Thanks to an errant tweet from Twitter chief financial officer Anthony Noto a few weeks ago, the whole world knows that Twitter is shopping for a company to buy.
But maybe Twitter (Tech30) should consider selling itself instead of looking for more acquisitions? ,
Twitter has failed to live up to Wall Street's expectations after a blockbuster initial public offering in November 2013.
The stock is down nearly 45% this year, making it the worst performer by far in CNNMoney's Tech 30 index. Twitter's user growth hasn't been strong enough to impress investors. And while revenues have surged, profits have been miniscule so far.
Meanwhile, the social media company that Twitter is most often compared to -- Facebook (Tech30) -- is having a phenomenal year. Shares are up nearly 40%. ,
I love using Twitter. I might even be addicted to it just a little bit. But I've always viewed Twitter as more of a niche service.
All of my journalist friends are on Twitter. But most of my other friends and family members use it sparingly ... if it all. Everyone I know is on Facebook multiple times a day, however.
And in the world of online advertising, scale clearly matters.
It's the reason why Facebook, with a market valuation of $210 billion, is worth nearly ten times as much as Twitter. And it's the reason why Google (Tech30), worth almost $360 billion, is eight times as big as , Yahoo (Tech30). ,
So would Twitter be better off as a subsidiary of a larger tech or media company instead of looking to grow by acquisition? Perhaps.
Twitter has $3.6 billion in cash. That's respectable, but it's not that big of a war chest for mergers.
The company's bonds were rated as junk by Standard & Poor's last month. That may make it difficult for the company to get bigger by using debt to do deals.

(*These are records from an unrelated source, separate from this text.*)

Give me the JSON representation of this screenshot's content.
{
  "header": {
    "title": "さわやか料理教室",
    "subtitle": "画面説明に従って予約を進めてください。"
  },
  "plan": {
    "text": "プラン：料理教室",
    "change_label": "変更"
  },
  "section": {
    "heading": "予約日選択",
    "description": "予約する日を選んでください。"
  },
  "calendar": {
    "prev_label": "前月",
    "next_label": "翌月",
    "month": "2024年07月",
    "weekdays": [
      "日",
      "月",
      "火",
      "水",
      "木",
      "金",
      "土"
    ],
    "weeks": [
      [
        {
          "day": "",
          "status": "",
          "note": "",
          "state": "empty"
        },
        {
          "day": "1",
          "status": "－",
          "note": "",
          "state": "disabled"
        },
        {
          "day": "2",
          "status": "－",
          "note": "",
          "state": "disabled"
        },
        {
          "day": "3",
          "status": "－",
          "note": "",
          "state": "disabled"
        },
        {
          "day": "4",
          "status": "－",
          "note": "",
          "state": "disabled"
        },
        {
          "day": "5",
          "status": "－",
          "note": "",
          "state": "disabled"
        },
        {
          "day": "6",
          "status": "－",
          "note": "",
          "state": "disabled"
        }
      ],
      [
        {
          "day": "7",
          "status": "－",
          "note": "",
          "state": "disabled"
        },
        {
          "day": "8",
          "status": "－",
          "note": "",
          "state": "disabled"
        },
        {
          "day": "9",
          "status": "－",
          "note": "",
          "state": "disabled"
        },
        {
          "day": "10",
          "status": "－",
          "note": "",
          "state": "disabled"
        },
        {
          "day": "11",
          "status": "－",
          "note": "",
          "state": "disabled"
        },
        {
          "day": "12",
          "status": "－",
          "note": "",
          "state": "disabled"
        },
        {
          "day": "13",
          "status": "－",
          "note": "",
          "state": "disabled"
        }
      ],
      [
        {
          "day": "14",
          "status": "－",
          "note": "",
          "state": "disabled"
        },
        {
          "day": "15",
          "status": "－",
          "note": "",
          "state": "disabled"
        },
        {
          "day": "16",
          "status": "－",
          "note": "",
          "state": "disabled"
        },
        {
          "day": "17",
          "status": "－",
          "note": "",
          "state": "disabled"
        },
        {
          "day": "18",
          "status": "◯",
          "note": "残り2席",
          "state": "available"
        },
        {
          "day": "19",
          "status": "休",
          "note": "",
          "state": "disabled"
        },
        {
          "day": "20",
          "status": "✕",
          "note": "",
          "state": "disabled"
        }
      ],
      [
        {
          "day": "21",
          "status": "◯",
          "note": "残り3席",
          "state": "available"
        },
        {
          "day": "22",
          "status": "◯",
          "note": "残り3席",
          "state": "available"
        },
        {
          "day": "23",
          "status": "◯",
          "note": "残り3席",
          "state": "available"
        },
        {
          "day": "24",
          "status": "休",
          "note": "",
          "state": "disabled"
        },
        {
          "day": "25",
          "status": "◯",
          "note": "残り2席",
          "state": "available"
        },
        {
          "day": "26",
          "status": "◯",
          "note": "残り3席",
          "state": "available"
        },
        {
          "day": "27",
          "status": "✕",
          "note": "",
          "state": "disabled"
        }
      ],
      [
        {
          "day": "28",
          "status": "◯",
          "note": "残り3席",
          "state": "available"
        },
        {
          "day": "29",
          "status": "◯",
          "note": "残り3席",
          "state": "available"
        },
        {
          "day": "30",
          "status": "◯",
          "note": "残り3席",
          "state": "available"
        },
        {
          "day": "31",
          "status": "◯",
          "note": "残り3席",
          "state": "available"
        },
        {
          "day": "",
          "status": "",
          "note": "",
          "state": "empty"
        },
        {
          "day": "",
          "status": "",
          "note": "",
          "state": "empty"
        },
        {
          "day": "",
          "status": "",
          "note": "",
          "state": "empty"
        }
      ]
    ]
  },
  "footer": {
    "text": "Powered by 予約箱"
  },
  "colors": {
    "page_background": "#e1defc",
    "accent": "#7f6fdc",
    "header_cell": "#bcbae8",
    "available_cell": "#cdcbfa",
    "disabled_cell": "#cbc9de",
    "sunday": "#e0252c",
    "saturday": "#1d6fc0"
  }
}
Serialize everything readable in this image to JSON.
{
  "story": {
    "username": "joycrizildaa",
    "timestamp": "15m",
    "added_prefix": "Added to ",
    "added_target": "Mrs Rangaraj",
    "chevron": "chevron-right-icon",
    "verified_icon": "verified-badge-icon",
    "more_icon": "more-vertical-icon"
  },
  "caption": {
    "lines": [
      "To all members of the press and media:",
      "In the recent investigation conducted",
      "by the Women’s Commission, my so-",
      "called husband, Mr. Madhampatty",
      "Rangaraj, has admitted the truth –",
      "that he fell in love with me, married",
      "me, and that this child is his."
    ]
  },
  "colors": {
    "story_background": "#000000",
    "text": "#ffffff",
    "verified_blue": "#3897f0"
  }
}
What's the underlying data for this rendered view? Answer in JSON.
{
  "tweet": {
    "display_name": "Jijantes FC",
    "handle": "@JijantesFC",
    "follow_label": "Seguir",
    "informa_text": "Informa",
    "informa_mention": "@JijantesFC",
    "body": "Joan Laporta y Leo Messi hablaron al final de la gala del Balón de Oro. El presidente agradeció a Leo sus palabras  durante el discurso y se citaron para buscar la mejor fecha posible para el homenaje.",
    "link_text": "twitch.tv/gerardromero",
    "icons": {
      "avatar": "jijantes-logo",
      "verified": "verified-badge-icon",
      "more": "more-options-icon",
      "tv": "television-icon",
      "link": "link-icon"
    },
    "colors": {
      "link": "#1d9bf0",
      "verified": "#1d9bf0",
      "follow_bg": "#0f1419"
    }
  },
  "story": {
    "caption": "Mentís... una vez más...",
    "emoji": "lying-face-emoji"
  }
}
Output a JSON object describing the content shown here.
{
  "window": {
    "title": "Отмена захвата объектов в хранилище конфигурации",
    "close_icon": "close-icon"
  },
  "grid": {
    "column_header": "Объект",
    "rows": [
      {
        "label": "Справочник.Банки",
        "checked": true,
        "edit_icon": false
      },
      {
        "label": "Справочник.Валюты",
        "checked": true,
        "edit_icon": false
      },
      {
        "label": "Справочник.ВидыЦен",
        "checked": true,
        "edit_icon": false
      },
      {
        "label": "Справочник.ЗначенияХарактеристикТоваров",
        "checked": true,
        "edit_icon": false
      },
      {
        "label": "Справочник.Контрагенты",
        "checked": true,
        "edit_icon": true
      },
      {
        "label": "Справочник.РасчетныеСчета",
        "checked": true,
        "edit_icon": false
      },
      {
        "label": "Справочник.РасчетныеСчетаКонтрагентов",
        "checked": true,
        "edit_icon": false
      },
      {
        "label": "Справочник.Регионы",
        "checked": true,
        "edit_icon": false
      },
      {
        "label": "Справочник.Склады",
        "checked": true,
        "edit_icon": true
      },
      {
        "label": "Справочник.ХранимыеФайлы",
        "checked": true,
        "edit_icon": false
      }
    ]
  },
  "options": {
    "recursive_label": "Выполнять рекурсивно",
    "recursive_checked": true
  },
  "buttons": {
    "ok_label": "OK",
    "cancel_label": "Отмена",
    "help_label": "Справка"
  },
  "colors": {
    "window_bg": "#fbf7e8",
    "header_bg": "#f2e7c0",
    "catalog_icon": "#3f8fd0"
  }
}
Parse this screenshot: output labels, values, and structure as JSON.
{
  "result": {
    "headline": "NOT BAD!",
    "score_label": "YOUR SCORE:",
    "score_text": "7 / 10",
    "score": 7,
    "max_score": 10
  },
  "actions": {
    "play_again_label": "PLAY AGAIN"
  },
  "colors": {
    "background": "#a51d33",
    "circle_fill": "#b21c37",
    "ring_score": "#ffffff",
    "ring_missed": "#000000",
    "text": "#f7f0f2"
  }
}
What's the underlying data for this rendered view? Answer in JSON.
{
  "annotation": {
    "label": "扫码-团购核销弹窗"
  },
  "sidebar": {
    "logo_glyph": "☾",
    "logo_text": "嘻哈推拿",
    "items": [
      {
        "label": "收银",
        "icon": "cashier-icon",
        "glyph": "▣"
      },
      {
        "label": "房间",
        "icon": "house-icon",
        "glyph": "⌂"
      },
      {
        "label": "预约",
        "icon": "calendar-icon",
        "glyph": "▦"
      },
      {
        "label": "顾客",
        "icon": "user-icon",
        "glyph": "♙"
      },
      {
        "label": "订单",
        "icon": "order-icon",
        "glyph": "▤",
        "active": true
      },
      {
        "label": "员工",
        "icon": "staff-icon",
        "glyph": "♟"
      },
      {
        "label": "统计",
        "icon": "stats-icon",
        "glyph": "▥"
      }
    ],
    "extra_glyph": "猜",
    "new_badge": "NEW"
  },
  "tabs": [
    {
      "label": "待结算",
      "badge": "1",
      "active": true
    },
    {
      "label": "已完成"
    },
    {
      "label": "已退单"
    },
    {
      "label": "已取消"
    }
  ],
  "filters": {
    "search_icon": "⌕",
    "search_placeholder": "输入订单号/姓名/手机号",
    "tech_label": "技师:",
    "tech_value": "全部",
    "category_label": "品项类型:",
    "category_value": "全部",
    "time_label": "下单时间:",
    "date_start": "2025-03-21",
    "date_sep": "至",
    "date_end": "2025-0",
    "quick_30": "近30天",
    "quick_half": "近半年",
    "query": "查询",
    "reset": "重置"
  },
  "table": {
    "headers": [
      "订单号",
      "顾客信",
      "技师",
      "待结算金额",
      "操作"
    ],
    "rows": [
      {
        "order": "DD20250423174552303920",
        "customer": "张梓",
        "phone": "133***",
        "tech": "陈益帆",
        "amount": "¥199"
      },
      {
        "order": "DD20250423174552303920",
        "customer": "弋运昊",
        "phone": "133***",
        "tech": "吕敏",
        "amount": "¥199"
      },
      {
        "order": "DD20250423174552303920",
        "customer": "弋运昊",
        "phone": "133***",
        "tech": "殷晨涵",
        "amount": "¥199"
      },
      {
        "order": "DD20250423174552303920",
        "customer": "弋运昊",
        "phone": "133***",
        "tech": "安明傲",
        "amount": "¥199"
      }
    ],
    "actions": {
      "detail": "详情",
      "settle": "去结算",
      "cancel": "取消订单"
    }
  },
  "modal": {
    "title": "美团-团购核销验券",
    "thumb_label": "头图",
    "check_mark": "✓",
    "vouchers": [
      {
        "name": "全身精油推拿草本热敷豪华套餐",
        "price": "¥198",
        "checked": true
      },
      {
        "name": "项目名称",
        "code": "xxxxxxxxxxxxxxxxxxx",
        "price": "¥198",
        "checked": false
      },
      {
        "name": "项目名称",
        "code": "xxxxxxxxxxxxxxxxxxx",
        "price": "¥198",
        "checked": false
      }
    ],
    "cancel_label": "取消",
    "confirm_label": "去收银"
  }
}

And because its stock price has been in freefall, offering shares to any possible takeover target would probably be a tough sell too.
And Wall Street has also been concerned by a recent round of insider sales at the company, including sales by co-founders Evan Williams and Jack Dorsey as well as CEO Dick Costolo, in the past few weeks.
But none of the sales were that big. And a Twitter spokesperson added that "other than charitable donations, all of the executives' stock sales were done in accordance with automatic trading plans put on file at least 90 days prior to the sales."
Still, there seems to be a sense that Twitter could be vulnerable if the stock keeps sliding.
One of my followers on Twitter, a person going by the name of @FilmProfessor9 (naturally) wondered on Monday if the company could be a good fit for Rupert Murdoch. That would be fun. And people would immediately start wondering if Twitter was then destined to become MySpace 2.0.
But I doubt Murdoch would want to spend more than $20 billion on Twitter, especially since the company would arguably be a better fit for his smaller News Corp. ( business than the larger media conglomerate )Fox (. )
Still, Google and Facebook could easily afford to buy Twitter. So could Alibaba (Tech30). That would be a pretty interesting combination that could do some damage to China's Twitter-like , Weibo (. )
And what about Apple (Tech30)? The most valuable company in the world has an iNormous amount of cash on its balance sheet. Adding Twitter to the fold could help the company diversify beyond hardware and software and make it more competitive against Google and Facebook in the online ad race. ,
Mind you, this is all just idle speculation. There have been no rumors to suggest that Twitter is looking to sell or that any of the aforementioned companies are sniffing around.
But all it might take to put Twitter in play is an activist shareholder or two to buy a stake and make some waves.
Carl Icahn has often been mentioned as someone who might want to invest in Twitter in order to shake things up ... although that rumor seems to be based almost entirely on the fact that Icahn has been one of the more savvy users of Twitter on Wall Street.
Ironically enough though, if the rumor does come true, most people will probably learn about it from a tweet by @Carl_C_Icahn.